# Excerpts from an interface dataset
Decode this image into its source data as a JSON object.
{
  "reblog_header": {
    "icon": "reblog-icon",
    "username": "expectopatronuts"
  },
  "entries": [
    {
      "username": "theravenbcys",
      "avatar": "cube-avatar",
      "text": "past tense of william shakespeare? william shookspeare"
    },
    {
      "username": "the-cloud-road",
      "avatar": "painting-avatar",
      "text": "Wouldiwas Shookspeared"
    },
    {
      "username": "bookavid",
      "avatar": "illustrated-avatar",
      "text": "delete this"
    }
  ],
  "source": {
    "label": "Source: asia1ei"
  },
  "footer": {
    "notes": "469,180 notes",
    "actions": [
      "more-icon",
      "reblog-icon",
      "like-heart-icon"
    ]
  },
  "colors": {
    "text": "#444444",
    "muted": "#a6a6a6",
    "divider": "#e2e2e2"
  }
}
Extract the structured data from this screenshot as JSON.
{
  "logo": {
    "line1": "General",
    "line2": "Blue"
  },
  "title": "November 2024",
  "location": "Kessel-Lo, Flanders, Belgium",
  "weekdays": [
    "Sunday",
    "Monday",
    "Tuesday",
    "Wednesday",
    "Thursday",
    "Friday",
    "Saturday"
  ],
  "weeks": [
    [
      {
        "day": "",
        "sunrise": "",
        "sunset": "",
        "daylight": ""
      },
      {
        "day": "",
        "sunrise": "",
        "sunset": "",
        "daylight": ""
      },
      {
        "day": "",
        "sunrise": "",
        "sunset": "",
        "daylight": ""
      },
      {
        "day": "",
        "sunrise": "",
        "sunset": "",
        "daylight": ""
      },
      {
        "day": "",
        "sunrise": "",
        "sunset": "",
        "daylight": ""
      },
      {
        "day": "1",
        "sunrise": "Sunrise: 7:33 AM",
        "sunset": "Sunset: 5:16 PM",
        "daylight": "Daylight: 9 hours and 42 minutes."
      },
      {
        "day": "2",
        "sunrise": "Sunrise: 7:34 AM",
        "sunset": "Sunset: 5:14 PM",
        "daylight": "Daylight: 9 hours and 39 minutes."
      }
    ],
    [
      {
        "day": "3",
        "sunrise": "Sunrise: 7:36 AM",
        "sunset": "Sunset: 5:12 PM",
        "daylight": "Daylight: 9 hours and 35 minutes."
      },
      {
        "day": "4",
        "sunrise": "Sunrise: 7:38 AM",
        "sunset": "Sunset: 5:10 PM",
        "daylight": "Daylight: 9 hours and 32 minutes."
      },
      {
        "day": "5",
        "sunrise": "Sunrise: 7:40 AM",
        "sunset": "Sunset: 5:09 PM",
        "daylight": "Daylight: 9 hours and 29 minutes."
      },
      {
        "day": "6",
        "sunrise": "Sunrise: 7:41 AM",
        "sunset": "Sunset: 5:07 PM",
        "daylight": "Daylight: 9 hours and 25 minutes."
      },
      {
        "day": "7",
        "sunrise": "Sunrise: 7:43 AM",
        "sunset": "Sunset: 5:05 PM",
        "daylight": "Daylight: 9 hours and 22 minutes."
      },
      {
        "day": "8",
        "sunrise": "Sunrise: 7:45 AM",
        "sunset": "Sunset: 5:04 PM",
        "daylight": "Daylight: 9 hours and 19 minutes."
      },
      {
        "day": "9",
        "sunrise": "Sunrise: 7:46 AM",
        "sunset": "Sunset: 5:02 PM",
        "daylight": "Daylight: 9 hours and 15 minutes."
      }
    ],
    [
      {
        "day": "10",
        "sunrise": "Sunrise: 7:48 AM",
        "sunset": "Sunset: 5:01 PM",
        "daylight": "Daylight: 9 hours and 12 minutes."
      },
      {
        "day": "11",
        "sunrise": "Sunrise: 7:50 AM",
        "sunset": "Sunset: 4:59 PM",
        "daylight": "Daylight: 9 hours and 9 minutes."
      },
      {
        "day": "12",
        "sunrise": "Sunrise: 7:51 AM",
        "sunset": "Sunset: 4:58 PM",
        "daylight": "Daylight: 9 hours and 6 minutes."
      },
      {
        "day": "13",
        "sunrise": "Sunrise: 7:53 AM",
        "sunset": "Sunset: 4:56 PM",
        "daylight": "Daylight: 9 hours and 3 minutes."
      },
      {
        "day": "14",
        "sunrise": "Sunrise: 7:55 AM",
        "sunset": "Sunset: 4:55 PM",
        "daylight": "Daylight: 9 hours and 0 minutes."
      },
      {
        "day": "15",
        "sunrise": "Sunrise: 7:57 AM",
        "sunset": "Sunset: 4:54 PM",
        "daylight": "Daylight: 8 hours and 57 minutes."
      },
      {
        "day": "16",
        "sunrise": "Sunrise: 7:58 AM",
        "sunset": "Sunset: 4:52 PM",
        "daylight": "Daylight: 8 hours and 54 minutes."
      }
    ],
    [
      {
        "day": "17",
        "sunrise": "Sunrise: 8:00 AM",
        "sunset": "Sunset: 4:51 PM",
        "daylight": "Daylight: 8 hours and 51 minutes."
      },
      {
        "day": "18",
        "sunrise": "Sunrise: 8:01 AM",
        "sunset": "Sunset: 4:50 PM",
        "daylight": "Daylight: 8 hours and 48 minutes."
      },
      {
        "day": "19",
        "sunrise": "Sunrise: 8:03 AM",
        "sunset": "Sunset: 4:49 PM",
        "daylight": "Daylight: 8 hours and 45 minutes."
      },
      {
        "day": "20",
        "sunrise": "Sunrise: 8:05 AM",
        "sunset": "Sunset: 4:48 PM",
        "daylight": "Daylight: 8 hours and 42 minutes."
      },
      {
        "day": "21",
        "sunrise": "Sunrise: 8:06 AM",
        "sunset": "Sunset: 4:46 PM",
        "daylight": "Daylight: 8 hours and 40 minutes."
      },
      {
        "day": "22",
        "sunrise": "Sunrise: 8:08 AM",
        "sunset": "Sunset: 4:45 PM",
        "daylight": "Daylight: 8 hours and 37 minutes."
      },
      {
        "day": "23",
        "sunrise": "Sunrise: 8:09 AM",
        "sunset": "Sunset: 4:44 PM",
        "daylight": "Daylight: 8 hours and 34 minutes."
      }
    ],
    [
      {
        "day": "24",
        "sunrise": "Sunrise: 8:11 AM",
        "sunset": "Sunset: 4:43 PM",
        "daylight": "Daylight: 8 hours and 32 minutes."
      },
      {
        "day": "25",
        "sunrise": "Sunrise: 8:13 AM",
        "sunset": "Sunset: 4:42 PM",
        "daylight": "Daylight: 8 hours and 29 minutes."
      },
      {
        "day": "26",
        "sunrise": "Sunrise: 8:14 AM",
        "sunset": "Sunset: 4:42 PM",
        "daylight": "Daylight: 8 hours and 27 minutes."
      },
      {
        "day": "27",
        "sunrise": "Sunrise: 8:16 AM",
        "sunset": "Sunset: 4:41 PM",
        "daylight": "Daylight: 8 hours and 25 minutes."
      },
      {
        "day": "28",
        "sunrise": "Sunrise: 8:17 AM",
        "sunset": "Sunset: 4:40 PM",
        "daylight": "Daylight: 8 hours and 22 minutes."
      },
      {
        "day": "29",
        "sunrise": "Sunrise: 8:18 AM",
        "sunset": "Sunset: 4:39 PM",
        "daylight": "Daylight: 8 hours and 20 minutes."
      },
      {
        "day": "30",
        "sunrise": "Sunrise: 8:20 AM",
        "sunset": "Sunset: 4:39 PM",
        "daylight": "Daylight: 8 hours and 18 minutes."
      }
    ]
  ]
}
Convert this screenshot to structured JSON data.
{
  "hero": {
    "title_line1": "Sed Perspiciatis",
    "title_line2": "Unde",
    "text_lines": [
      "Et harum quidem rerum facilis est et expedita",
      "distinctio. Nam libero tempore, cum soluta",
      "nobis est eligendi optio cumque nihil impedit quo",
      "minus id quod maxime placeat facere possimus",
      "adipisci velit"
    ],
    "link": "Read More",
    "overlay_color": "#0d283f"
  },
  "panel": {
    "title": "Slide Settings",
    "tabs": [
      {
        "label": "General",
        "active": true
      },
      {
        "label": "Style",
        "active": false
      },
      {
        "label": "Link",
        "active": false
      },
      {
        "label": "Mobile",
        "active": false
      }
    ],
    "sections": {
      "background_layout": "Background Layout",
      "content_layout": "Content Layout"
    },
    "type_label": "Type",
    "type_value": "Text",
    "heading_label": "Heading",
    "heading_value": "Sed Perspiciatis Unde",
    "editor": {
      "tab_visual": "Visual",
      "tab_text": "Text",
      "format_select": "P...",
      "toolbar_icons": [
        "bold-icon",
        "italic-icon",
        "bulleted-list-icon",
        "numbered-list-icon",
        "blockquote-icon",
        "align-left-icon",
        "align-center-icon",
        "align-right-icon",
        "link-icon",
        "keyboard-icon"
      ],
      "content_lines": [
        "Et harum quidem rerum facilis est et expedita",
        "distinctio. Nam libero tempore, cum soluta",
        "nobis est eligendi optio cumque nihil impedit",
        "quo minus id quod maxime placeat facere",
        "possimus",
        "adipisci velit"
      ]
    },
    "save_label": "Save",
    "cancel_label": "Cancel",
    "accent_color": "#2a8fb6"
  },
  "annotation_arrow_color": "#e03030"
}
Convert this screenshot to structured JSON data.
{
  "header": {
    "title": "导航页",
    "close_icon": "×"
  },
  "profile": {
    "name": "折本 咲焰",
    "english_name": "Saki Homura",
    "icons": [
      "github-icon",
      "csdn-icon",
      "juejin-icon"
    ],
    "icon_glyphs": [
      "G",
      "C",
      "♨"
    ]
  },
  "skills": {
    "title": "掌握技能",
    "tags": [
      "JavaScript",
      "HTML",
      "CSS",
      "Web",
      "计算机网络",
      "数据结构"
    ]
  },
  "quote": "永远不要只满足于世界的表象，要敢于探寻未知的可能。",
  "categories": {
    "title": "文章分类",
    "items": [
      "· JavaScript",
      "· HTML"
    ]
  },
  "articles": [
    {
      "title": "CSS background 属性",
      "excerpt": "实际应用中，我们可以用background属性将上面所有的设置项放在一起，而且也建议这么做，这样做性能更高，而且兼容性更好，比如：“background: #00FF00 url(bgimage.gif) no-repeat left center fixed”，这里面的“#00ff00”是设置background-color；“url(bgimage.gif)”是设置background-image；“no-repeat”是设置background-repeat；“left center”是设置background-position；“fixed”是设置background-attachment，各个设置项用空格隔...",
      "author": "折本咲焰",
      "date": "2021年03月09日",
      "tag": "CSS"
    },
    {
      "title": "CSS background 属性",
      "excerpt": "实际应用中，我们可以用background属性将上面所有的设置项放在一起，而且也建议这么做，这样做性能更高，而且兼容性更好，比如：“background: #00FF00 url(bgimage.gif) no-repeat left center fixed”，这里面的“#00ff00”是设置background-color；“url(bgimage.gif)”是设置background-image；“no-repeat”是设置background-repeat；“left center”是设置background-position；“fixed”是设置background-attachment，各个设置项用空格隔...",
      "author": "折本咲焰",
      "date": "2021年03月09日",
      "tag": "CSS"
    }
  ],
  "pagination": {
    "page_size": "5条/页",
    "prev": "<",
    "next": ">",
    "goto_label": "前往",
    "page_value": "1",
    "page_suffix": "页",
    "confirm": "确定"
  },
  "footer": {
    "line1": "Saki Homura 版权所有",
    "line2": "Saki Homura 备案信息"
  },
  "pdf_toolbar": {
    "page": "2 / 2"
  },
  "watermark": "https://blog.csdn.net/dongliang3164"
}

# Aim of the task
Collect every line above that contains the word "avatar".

# Problem solution
      "avatar": "cube-avatar",
      "avatar": "painting-avatar",
      "avatar": "illustrated-avatar",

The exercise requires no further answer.